> What is required:
Entries follow. Return each line that contains the word "Tokens".

Dataset rows for apps and sites:
◆ ◆ ◆ ◆

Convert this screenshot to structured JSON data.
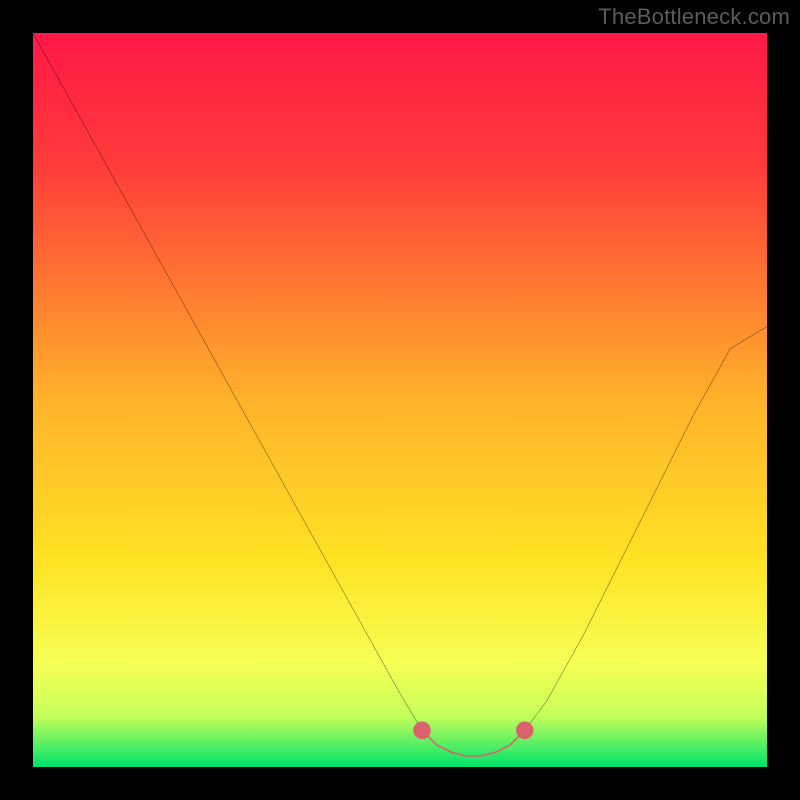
{
  "watermark": "TheBottleneck.com",
  "chart_data": {
    "type": "line",
    "title": "",
    "xlabel": "",
    "ylabel": "",
    "xlim": [
      0,
      100
    ],
    "ylim": [
      0,
      100
    ],
    "gradient_stops": [
      {
        "pct": 0,
        "color": "#ff1846"
      },
      {
        "pct": 18,
        "color": "#ff3b3a"
      },
      {
        "pct": 50,
        "color": "#ffb22a"
      },
      {
        "pct": 72,
        "color": "#ffe324"
      },
      {
        "pct": 86,
        "color": "#f6ff55"
      },
      {
        "pct": 93,
        "color": "#c6ff5a"
      },
      {
        "pct": 100,
        "color": "#00e36b"
      }
    ],
    "series": [
      {
        "name": "bottleneck-curve",
        "color": "#000000",
        "x": [
          0,
          5,
          10,
          15,
          20,
          25,
          30,
          35,
          40,
          45,
          50,
          53,
          55,
          57,
          59,
          61,
          63,
          65,
          67,
          70,
          75,
          80,
          85,
          90,
          95,
          100
        ],
        "y": [
          100,
          91,
          82,
          73,
          64,
          55,
          46,
          37,
          28,
          19,
          10,
          5,
          3,
          2,
          1.5,
          1.5,
          2,
          3,
          5,
          9,
          18,
          28,
          38,
          48,
          57,
          60
        ]
      },
      {
        "name": "optimal-marker",
        "color": "#d9626c",
        "x": [
          53,
          55,
          57,
          59,
          61,
          63,
          65,
          67
        ],
        "y": [
          5,
          3,
          2,
          1.5,
          1.5,
          2,
          3,
          5
        ]
      }
    ],
    "optimal_range_x": [
      53,
      67
    ]
  }
}
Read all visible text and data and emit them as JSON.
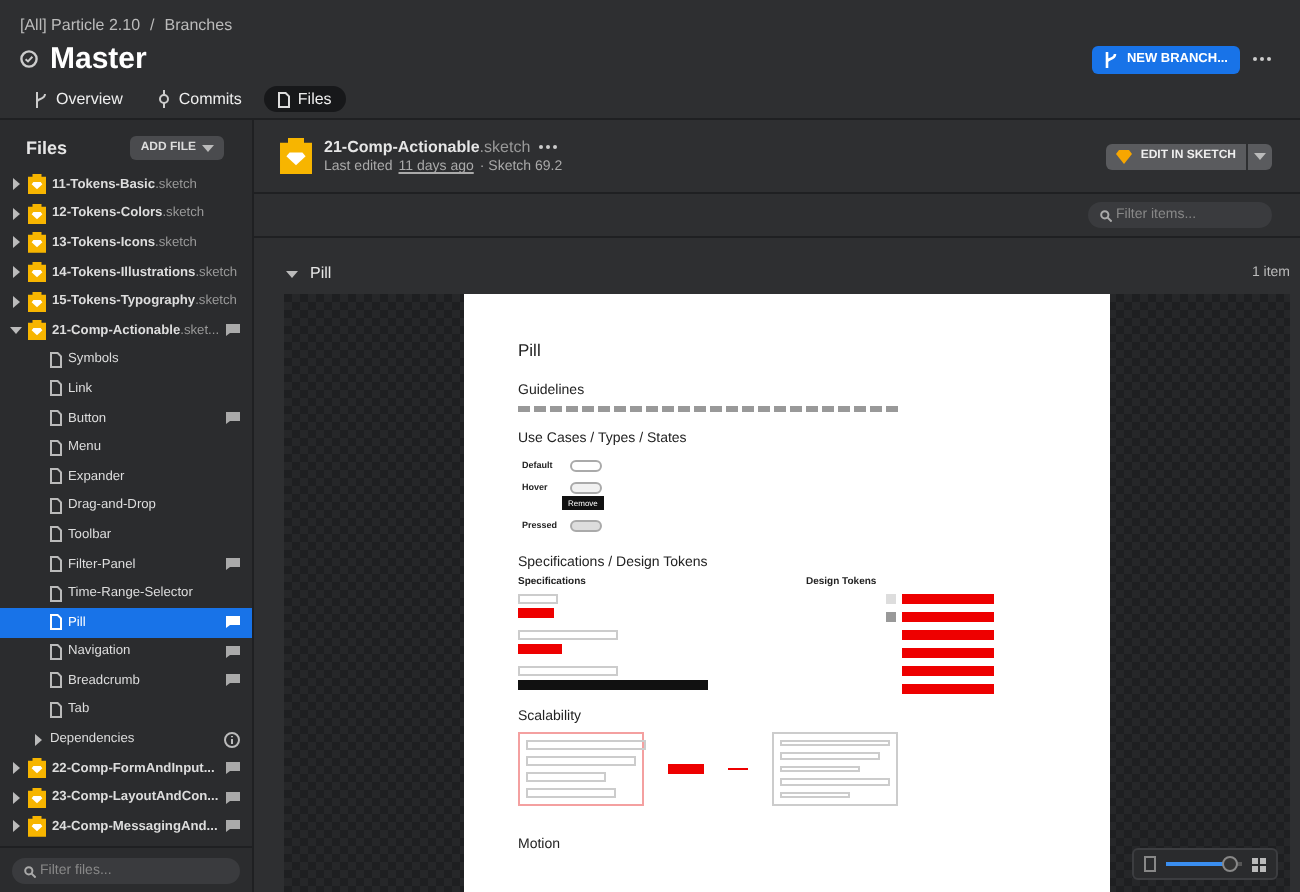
{
  "breadcrumb": {
    "project": "[All] Particle 2.10",
    "separator": "/",
    "current": "Branches"
  },
  "title": "Master",
  "new_branch_button": "NEW BRANCH...",
  "tabs": [
    {
      "label": "Overview",
      "selected": false
    },
    {
      "label": "Commits",
      "selected": false
    },
    {
      "label": "Files",
      "selected": true
    }
  ],
  "sidebar": {
    "title": "Files",
    "add_button": "ADD FILE",
    "filter_placeholder": "Filter files...",
    "items": [
      {
        "kind": "file",
        "name": "11-Tokens-Basic",
        "ext": ".sketch",
        "expanded": false,
        "comments": false,
        "selected": false
      },
      {
        "kind": "file",
        "name": "12-Tokens-Colors",
        "ext": ".sketch",
        "expanded": false,
        "comments": false,
        "selected": false
      },
      {
        "kind": "file",
        "name": "13-Tokens-Icons",
        "ext": ".sketch",
        "expanded": false,
        "comments": false,
        "selected": false
      },
      {
        "kind": "file",
        "name": "14-Tokens-Illustrations",
        "ext": ".sketch",
        "expanded": false,
        "comments": false,
        "selected": false
      },
      {
        "kind": "file",
        "name": "15-Tokens-Typography",
        "ext": ".sketch",
        "expanded": false,
        "comments": false,
        "selected": false
      },
      {
        "kind": "file",
        "name": "21-Comp-Actionable",
        "ext": ".sket...",
        "expanded": true,
        "comments": true,
        "selected": false,
        "children": [
          {
            "kind": "page",
            "name": "Symbols",
            "comments": false,
            "selected": false
          },
          {
            "kind": "page",
            "name": "Link",
            "comments": false,
            "selected": false
          },
          {
            "kind": "page",
            "name": "Button",
            "comments": true,
            "selected": false
          },
          {
            "kind": "page",
            "name": "Menu",
            "comments": false,
            "selected": false
          },
          {
            "kind": "page",
            "name": "Expander",
            "comments": false,
            "selected": false
          },
          {
            "kind": "page",
            "name": "Drag-and-Drop",
            "comments": false,
            "selected": false
          },
          {
            "kind": "page",
            "name": "Toolbar",
            "comments": false,
            "selected": false
          },
          {
            "kind": "page",
            "name": "Filter-Panel",
            "comments": true,
            "selected": false
          },
          {
            "kind": "page",
            "name": "Time-Range-Selector",
            "comments": false,
            "selected": false
          },
          {
            "kind": "page",
            "name": "Pill",
            "comments": true,
            "selected": true
          },
          {
            "kind": "page",
            "name": "Navigation",
            "comments": true,
            "selected": false
          },
          {
            "kind": "page",
            "name": "Breadcrumb",
            "comments": true,
            "selected": false
          },
          {
            "kind": "page",
            "name": "Tab",
            "comments": false,
            "selected": false
          },
          {
            "kind": "group",
            "name": "Dependencies",
            "expanded": false,
            "comments": false,
            "selected": false
          }
        ]
      },
      {
        "kind": "file",
        "name": "22-Comp-FormAndInput...",
        "expanded": false,
        "comments": true,
        "selected": false
      },
      {
        "kind": "file",
        "name": "23-Comp-LayoutAndCon...",
        "expanded": false,
        "comments": true,
        "selected": false
      },
      {
        "kind": "file",
        "name": "24-Comp-MessagingAnd...",
        "expanded": false,
        "comments": true,
        "selected": false
      }
    ]
  },
  "file_header": {
    "name": "21-Comp-Actionable",
    "ext": ".sketch",
    "meta_prefix": "Last edited",
    "meta_link": "11 days ago",
    "meta_suffix": "· Sketch 69.2",
    "edit_button": "EDIT IN SKETCH"
  },
  "filter_placeholder": "Filter items...",
  "section": {
    "title": "Pill",
    "count": "1 item",
    "expanded": true
  },
  "artboard": {
    "title": "Pill",
    "guidelines_heading": "Guidelines",
    "use_cases_heading": "Use Cases / Types / States",
    "states": [
      {
        "label": "Default",
        "kind": "default"
      },
      {
        "label": "Hover",
        "kind": "hover",
        "tooltip": "Remove"
      },
      {
        "label": "Pressed",
        "kind": "pressed"
      }
    ],
    "spec_heading": "Specifications / Design Tokens",
    "spec_label": "Specifications",
    "tokens_label": "Design Tokens",
    "scalability_heading": "Scalability",
    "motion_heading": "Motion"
  },
  "zoom": {
    "level": 0.85
  }
}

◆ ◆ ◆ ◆

> Result:
        "name": "11-Tokens-Basic",
        "name": "12-Tokens-Colors",
        "name": "13-Tokens-Icons",
        "name": "14-Tokens-Illustrations",
        "name": "15-Tokens-Typography",
    "spec_heading": "Specifications / Design Tokens",
    "tokens_label": "Design Tokens",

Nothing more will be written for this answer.